Y’all might have noticed I don’t have photographs of myself anywhere on my website. If you check out my author Facebook page, my Twitter, my Instagram, you won’t find them either. I hate photographs of myself. I always have. I imagine I probably always will.
But conventional wisdom says professional head shots are a part of this industry, so I finally caved to said wisdom and had head shots done. I figured I can no longer hide behind anonymity, especially with my second book coming out. I guess I’m really doing this.
Now, as I have mentioned before, I have PTSD. One of the symptoms of my particular brand of PTSD is that I have difficulty being touched, especially by strangers. Because of this, I haven’t had a haircut in three years. So last weekend, I bit the bullet and started with this small step.
Three hours of being touched even by a stranger with the best intentions (making me look like I actually care about myself), was emotionally exhausting, but I felt better having done it. Look at me! I declared to the world. I’m doing a thing! My therapist will be so proud.
Still, I knew better than to try and rush it, so I scheduled the hair appointment a full week before the photo shoot, that way I didn’t have to do everything in one shot. Turns out, this was a great strategy for my sometimes fragile nerves.
The morning of the shoot, I had my hair blown out (forty-five minutes of touching) and my makeup done by a professional (another hour of unwanted but necessary stranger touching and this was especially anxiety inducing because it was close up). By the time I arrived at the studio, I was already exhausted.
Here’s the good thing about photographers, however: they’re artists too and a lot of them choose the side of the camera they’re on for a reason. I was happy to have a sympathetic ear to the plight that is, “Why is this a thing for authors?” Seriously though, can someone answer this for me? Why is this a thing for authors? Does what I look like truly matter?

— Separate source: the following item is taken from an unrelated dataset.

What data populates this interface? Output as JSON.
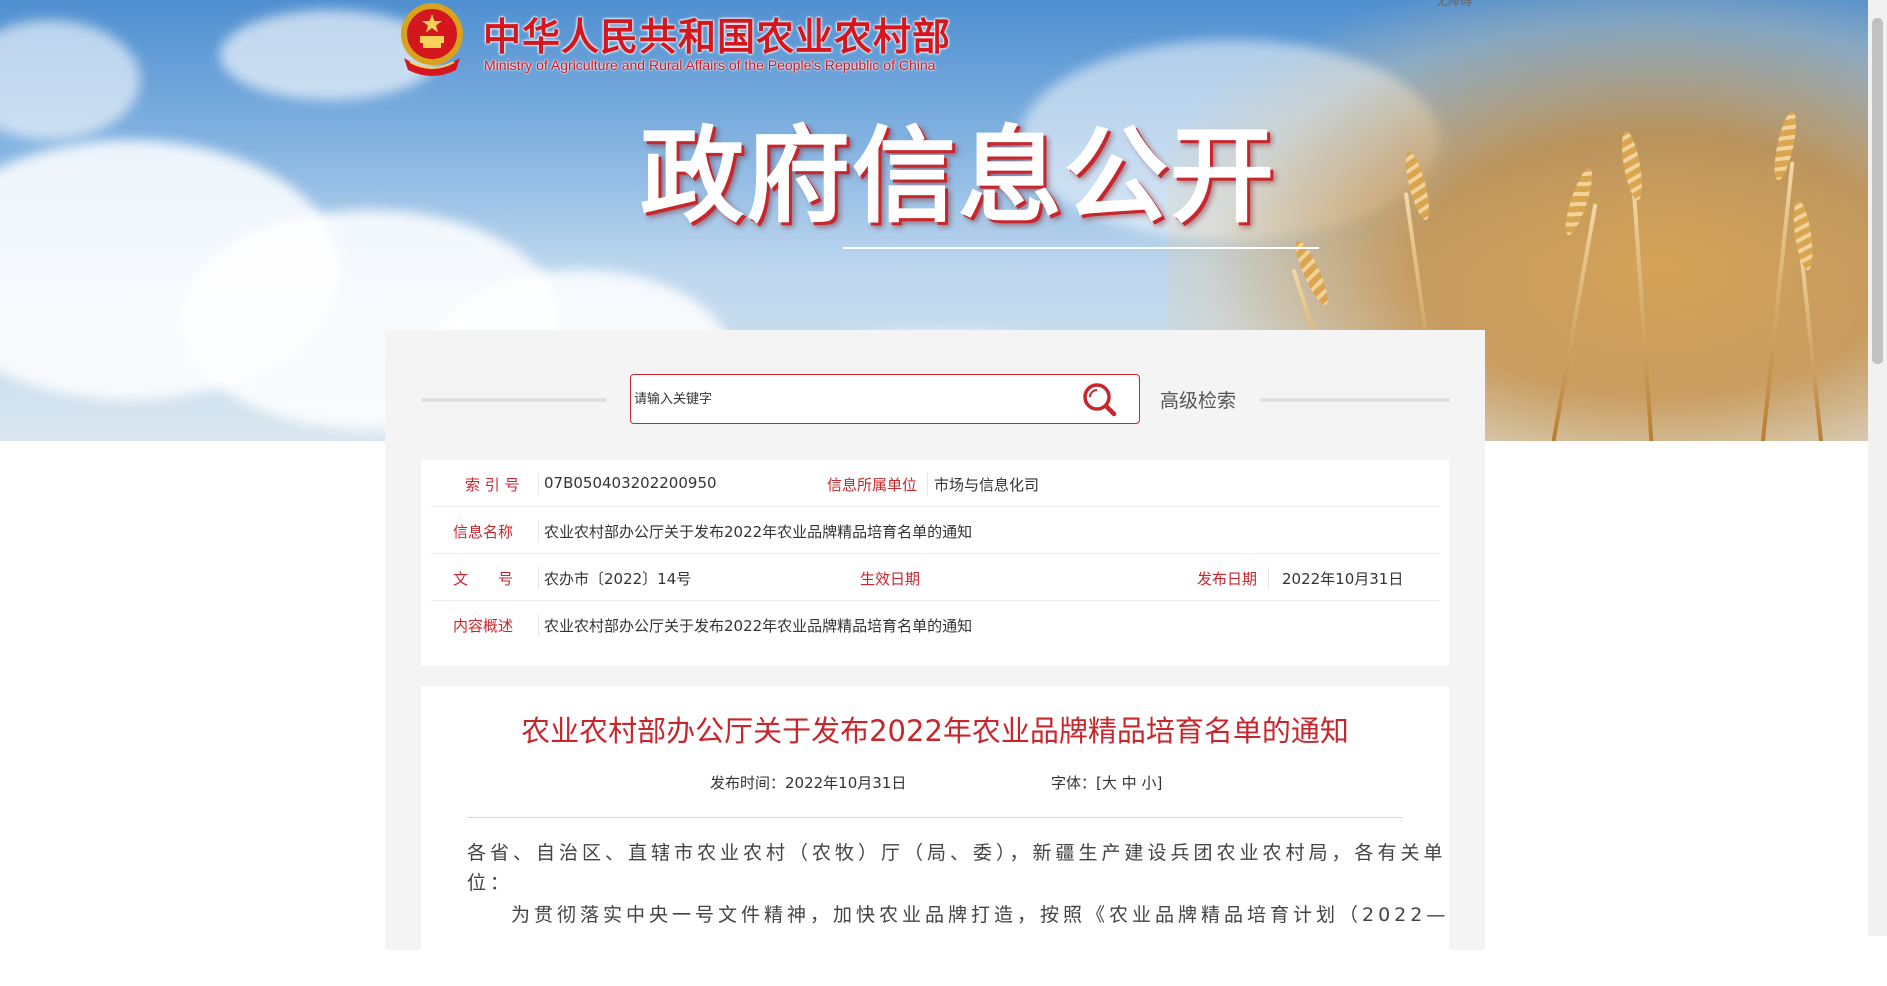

Buuut, a sympathetic ear couldn’t save me from the studio or the camera. In addition to a tactile issue, I also have difficulty making eye contact. As it turns out, this difficulty extends to looking into a camera. Bless Krista’s soul for patiently repeating 7,000 times to look at the camera (honestly, I had no idea I wasn’t, it’s just a thing I do!).
Another fun fact about doing a professional photo shoot for those who might not have been through it yet: it’s not as easy as it may seem. I used to think the models who did this were just naturally pretty (and they are) but there’s more to it than just looking pretty. A lot of the body positioning is subtle and somewhat awkward feeling. It involves muscles many of us don’t frequently activate, which confuses the body (or at least it did mine). In addition, most of the poses are counter intuitive. You want me to turn my chin down to avoid making it look like I have a double chin? I’m supposed to angle my shoulder in an awkward way to make it look natural? Huh? For a clumsy, awkward, shy girl who is already emotionally exhausted, a lot of things that seemed basic enough felt massively complicated. In short, I will never make comment on how modeling must be so easy ever again.

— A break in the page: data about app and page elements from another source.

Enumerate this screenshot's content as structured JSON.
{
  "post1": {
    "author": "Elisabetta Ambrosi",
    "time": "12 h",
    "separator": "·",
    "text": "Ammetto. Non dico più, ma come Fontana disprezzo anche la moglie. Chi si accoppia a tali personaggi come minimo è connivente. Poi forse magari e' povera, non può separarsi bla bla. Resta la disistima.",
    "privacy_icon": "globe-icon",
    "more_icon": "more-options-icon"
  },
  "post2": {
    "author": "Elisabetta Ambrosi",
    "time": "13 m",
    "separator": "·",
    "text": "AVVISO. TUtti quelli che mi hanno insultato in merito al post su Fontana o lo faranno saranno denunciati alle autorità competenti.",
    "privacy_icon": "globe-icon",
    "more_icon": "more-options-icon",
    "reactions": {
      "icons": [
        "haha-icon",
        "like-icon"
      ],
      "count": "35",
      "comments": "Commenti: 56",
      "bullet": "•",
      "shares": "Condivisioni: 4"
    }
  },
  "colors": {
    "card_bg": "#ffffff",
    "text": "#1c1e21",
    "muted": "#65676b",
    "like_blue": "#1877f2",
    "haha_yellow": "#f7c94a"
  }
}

Which leads me to my point… for me, it was totally worth it to have a professional do these photos. Krista (website here) was sympathetic, kind, easy to work with, patient, knowledgeable and most importantly, talented. When she sent me the proofs later that evening (how about that for turnaround time, right?) it was like receiving my cover art for The Wheel Mages all over again. I got that tingly feeling and a stupid grin on my face. Not because I am enamored with myself (I still am not my own biggest fan), but because these photos said “Author” in the same way seeing my name on the front of a book cover for the first time did. Plus, we artists all need to support each other, right?
Okay, so without further ado… tada! A real life picture of me.
Have a great weekend everyone!